Was My Tree Burned?
Written by: ISA Certified Arborist, RJ Busch
Spring is finally here, and your trees have started to leaf out, but while you are walking through your yard you begin to notice that something doesn’t look quite right. If you see that your tree is sprouting leaves but some of the branches are drooping and may even appear to be dead; your tree may have Fireblight.
Fireblight is a bacterial disease that only affects trees and shrubs in the Rose family. The list of susceptible species is quite long, but Apples, Crabapples, Hawthorns, Pears, Mountain Ash, and Serviceberries are often the most affected trees within our landscape. Symptoms start to appear in the blossoms. Then progress to other parts of the tree, such as the branching and trunk bark at the beginning of the growing season. As fireblight further invades the tree, it attacks the leaves, blossoms, and tree tissue and the younger bark will turn brown and black. When a tree is first infected, fireblight has a water-soaked appearance.
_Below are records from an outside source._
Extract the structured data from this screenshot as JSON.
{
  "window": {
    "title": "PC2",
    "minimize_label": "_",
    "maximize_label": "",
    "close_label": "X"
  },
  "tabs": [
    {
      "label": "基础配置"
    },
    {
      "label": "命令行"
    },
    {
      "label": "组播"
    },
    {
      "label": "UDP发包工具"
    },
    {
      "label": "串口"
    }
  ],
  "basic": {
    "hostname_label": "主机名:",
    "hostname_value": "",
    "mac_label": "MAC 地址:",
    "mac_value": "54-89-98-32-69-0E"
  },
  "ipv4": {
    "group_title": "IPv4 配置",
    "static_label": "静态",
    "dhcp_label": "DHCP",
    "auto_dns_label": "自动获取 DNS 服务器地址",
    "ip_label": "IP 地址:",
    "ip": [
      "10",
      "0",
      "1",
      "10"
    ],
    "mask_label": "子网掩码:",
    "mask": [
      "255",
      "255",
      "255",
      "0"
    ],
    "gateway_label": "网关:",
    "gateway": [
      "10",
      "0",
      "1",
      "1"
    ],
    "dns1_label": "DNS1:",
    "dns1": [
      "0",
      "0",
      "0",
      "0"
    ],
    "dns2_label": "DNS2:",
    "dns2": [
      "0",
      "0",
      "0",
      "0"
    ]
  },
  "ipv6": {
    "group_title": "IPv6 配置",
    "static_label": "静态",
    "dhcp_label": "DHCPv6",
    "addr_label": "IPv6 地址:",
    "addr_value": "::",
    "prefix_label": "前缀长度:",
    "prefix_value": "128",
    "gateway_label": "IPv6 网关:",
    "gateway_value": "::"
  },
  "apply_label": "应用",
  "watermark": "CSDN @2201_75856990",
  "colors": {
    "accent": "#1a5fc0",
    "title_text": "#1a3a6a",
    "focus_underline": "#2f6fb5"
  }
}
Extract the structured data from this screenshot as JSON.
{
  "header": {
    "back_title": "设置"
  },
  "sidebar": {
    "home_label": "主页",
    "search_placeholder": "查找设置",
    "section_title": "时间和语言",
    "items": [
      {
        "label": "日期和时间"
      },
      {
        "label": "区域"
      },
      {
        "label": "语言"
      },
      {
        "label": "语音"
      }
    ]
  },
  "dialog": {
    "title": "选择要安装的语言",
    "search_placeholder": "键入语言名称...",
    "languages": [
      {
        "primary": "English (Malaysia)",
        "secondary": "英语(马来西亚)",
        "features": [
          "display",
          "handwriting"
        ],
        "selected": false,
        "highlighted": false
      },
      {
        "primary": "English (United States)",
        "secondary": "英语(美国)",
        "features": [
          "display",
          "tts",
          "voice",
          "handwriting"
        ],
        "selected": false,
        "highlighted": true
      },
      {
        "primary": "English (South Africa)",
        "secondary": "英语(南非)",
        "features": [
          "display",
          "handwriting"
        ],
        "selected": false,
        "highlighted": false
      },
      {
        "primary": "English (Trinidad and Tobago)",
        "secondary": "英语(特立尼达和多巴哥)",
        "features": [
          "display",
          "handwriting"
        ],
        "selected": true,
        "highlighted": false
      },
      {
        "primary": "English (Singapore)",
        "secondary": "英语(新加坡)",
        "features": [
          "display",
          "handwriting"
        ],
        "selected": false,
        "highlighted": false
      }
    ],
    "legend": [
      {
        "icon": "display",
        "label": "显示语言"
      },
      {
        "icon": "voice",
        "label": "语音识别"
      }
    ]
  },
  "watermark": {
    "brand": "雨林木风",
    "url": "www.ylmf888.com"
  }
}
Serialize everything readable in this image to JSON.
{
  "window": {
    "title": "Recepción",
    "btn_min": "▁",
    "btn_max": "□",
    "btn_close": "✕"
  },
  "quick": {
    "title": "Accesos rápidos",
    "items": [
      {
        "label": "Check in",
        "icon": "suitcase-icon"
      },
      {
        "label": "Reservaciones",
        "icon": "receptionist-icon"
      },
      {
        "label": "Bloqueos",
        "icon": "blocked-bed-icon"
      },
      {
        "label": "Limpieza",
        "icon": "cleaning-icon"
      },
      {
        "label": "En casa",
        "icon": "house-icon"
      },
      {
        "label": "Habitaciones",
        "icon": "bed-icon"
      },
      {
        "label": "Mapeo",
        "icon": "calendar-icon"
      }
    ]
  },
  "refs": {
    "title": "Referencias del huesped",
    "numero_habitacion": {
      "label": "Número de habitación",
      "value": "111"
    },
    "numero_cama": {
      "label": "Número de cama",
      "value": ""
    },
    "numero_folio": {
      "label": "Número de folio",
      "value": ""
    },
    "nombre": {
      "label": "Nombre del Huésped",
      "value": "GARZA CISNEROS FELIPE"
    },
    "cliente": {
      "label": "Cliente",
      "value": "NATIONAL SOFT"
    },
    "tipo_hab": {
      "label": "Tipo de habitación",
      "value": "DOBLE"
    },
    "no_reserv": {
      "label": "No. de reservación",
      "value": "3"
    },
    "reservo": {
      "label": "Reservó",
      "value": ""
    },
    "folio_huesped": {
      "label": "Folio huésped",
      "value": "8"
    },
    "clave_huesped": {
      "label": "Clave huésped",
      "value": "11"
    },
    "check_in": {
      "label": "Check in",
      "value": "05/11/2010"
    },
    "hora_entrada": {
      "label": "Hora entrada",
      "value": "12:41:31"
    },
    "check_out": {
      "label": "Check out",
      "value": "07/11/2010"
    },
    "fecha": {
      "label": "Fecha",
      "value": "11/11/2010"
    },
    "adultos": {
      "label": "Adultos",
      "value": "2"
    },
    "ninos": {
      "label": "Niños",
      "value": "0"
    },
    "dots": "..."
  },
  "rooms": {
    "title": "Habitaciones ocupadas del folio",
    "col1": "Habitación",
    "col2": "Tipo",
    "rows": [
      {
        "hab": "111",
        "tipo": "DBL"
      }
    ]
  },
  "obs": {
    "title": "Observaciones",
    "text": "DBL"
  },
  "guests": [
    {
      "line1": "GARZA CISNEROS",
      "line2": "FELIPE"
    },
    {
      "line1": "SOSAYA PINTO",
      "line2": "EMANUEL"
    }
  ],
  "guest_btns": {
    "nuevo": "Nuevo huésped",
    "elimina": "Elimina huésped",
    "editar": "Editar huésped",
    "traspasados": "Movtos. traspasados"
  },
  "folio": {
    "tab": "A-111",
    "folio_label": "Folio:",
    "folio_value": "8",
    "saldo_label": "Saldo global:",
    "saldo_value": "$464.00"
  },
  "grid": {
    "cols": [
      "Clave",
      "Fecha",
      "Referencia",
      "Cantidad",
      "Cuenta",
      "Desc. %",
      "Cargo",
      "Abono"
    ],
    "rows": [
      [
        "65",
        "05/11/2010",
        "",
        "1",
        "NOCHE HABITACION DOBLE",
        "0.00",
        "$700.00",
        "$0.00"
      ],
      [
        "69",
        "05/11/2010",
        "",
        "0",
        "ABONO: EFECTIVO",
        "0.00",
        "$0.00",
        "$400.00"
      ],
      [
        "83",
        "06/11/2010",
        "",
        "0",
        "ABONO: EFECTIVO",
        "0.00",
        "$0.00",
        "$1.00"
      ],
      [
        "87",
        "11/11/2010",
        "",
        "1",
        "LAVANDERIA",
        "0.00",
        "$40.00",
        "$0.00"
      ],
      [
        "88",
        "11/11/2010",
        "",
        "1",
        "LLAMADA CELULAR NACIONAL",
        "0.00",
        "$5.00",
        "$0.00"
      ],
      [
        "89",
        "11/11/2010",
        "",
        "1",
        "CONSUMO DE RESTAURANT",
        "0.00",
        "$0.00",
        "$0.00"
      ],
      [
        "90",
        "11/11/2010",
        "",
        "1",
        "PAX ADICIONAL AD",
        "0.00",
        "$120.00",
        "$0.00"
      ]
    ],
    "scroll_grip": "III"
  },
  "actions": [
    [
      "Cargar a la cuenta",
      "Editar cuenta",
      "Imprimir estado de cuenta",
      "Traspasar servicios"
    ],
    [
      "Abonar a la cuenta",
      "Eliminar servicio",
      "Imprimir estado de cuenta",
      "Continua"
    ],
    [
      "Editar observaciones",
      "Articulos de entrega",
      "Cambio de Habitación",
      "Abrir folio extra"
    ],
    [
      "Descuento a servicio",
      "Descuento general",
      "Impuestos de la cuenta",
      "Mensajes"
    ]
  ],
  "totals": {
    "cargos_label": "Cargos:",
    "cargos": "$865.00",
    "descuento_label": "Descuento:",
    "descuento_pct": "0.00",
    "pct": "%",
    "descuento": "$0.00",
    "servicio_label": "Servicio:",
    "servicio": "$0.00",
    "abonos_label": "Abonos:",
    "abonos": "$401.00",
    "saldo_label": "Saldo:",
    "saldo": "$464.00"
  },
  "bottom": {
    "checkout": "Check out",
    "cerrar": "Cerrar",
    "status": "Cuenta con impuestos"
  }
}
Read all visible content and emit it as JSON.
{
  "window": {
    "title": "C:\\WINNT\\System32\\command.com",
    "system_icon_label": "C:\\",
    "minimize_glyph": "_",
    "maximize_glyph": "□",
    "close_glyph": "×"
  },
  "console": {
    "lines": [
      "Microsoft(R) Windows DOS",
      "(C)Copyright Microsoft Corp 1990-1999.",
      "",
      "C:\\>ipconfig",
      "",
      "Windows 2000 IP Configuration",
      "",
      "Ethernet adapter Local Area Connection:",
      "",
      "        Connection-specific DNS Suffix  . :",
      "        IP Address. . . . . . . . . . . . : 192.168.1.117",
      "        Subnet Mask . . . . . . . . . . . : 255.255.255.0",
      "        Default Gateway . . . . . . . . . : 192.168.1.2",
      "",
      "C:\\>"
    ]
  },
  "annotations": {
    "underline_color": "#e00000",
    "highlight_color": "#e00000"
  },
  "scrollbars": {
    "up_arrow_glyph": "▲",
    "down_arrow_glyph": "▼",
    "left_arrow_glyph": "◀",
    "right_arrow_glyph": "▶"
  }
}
However, after an extended amount of time, it begins to look dried out and the leaves will curl into a shepherd’s crook shape. Eventually, the leaf tissue will have a burned or scorched look…hence the name fireblight.
This infection took place almost immediately as trees started to grow last year. Warm weather and long periods of splashing rain transmit the bacteria to the blossoms and new branches. Once the bacteria enter the blossoms, bees can act as carriers to other trees and shrubs. This continues throughout the season and kills branches while also “engulfing” the entire tree which ultimately causes its demise. Because of the high infection rate last season, we can expect symptoms to resume this spring and summer when the rainy season returns.
Depending on the infection, control can be difficult. First, any infected leaves, branches, or fruit that have fallen to the ground should be removed to help reduce infection and you should avoid mowing these into the ground. A copper-based soil bactericide drenched around the base of the tree can be used to help manage the symptoms. Additionally, pruning out all infected branches is recommended, and your pruning tool must be disinfected in between each cut in order to reduce the chance of bacteria spreading to other parts of the tree or to another tree.
Although it may be difficult to stop the spread of fireblight, it is possible to successfully manage it with all the methods Wachtel Tree Science has to offer. Please contact your Wachtel Tree Science certified arborist to help diagnose and manage any fireblight issues on your important landscape trees!